Louis is one of the featured writers of Anthology, at Alexander Upstairs 7 – 18 April.
Roosevelt Park, Johannesburg
And the one you’re dreaming of?
I’m dying to write a foul mouthed, no holds barred pirate musical-comedy. Maybe I should stop whining about it and just do it. But I’m tired. And I need a beer. I’ll do it tomorrow, jeez.
How did you get into theatre?
A series of terrible life choices and regrettable events. That’s only half a joke. I found myself being incapable of doing anything else and I was lucky to know actors eager to work with me. That’s probably the key factor in my current existence as a theatre practitioner: luck.
Dinner with any two figures from history: who would you invite and what would you serve them?
Can I cheat a bit? Two Living Figures: playwright David Mamet and musician Tom Waits. We would have food that the two of them can talk about; obscure dishes from countries that don’t exist anymore and rare wines made by blind monks and circus midgets. Two Dead Figures: film director Sam Peckinpah and author Hunter S. Thompson. We would have rare steak and good whiskey. Maybe some Kentucky Bourbon in between the fistfights.
Favorite spot in Cape Town (besides Alexander Bar, obviously)?
It’s a tie between Dias Tavern and Little Ethiopia. Don’t make me choose, you cruel sonsofbitches.
What excites you about theatre?
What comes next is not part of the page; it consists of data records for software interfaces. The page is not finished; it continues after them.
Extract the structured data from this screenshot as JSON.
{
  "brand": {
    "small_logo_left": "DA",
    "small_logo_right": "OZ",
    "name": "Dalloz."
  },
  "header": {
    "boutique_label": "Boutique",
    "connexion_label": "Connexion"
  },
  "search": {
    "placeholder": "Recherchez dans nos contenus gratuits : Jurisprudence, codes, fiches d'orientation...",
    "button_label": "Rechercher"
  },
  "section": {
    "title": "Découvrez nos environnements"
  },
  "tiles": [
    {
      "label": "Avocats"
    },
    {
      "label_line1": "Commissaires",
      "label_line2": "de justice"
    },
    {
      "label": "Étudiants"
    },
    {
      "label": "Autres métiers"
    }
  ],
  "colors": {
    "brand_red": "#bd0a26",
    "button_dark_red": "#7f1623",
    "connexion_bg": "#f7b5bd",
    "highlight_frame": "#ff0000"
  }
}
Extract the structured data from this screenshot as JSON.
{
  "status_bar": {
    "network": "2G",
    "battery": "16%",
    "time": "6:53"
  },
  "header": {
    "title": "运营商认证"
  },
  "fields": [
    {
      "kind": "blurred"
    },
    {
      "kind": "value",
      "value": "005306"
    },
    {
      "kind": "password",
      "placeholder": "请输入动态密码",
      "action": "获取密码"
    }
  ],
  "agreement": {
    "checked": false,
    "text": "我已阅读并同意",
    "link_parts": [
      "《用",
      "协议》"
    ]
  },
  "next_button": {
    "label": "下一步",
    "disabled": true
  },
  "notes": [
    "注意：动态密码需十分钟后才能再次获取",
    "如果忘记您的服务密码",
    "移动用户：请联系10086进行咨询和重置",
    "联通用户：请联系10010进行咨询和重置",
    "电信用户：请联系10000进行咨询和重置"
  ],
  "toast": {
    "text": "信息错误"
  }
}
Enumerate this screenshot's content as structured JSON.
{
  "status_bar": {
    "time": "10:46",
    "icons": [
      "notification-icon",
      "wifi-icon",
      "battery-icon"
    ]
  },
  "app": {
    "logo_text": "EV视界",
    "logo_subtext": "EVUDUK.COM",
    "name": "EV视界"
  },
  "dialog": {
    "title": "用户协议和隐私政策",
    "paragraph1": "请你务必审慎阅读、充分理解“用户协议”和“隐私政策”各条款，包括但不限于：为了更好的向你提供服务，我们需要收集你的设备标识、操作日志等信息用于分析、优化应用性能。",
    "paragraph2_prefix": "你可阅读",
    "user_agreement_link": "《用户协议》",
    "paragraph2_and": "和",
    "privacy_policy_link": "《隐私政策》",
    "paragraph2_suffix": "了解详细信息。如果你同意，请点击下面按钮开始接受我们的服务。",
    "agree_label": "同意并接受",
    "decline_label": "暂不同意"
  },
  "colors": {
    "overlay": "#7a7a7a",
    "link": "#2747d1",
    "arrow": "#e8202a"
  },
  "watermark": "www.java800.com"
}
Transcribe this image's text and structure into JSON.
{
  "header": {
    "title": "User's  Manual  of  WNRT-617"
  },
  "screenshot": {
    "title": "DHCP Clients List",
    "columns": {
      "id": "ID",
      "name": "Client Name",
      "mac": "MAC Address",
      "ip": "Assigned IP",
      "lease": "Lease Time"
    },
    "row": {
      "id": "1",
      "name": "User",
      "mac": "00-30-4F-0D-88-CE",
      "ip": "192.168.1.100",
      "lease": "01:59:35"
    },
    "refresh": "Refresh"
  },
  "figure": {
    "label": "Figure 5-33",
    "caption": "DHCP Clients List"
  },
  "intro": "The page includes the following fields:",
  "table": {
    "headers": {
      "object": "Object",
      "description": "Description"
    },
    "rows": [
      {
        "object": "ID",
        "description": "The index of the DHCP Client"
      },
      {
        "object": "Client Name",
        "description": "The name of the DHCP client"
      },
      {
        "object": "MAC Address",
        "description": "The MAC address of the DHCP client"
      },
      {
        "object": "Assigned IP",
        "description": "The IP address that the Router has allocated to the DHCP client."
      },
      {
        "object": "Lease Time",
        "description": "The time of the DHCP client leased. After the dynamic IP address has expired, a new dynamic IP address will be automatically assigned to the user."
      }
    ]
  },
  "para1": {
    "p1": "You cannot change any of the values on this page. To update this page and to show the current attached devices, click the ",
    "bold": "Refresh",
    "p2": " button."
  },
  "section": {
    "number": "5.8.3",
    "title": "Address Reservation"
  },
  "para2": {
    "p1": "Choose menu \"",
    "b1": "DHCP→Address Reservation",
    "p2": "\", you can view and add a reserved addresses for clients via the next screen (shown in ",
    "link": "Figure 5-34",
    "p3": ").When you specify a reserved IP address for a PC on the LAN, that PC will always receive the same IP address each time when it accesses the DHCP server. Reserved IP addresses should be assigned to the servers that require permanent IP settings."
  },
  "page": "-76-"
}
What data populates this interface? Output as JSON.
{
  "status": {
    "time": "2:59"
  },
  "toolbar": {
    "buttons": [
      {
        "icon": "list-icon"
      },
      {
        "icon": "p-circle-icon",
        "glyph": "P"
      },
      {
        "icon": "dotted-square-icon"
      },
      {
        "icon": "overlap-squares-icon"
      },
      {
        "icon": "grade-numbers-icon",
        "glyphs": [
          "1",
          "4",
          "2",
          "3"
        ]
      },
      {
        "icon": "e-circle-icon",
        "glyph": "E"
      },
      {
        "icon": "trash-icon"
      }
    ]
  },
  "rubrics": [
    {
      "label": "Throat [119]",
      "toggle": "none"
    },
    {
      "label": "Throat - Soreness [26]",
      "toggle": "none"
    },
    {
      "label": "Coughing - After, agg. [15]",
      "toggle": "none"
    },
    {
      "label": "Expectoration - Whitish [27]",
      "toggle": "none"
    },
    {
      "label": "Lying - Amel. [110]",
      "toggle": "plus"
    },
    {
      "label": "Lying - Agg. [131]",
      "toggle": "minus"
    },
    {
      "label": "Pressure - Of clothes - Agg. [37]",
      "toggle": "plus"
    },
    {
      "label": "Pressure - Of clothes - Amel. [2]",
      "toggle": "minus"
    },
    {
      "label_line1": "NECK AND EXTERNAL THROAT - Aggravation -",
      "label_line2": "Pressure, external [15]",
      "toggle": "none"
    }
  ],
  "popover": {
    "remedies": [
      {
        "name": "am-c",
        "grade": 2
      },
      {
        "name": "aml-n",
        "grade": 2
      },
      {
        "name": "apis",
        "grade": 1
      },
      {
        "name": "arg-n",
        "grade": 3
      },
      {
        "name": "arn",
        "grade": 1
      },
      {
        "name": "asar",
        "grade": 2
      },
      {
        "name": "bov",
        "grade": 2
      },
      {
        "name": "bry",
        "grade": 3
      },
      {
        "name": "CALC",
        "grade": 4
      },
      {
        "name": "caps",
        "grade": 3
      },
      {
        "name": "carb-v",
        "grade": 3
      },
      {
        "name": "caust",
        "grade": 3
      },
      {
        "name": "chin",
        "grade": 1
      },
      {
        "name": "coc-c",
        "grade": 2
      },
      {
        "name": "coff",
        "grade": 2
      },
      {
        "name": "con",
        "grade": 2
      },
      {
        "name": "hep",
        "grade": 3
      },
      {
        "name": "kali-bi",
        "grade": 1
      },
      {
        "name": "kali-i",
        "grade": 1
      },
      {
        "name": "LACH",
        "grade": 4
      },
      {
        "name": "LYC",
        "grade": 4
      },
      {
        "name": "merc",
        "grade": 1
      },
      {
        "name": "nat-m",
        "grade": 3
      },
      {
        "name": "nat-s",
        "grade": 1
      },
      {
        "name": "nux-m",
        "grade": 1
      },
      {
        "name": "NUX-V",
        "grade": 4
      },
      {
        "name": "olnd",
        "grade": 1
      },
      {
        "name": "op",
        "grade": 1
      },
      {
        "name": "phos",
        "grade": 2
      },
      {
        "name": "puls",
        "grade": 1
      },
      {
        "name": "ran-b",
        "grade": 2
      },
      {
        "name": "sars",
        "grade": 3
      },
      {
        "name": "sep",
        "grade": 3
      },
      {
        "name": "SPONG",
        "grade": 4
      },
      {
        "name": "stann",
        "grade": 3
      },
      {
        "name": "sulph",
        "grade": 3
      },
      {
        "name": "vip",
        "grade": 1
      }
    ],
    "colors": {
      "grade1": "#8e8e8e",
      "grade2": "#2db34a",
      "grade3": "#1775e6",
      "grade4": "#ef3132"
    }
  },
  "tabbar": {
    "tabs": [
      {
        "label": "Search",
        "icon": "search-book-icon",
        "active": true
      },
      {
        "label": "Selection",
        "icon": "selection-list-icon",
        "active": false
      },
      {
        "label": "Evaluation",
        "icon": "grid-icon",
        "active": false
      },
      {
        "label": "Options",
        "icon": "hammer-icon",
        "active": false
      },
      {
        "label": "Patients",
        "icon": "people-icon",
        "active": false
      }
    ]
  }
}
The fact that last year I saw more new and original work than I ever have. And not at festivals. I mean at true blue theatres, most of them independents like the Alexander Bar, The TAAC and The Rosebank Theatre to name but a few.
What mistakes have you made and learned the most from?
It took me a while to realize that you can’t work in a vacuum or in self-imposed isolation. Not in our little industry. The more I’ve opened myself up to others and their work and views, the better my work has become and the more I enjoy the whole process.
Who do you think people should be talking about?
Anyone attempting to make truly independent theatre. Not only independent of institutions or arts funding organisations, but independently minded work made by theatre-makers who are willing to make plays that don’t give people what they want, but give people what they didn’t know they wanted.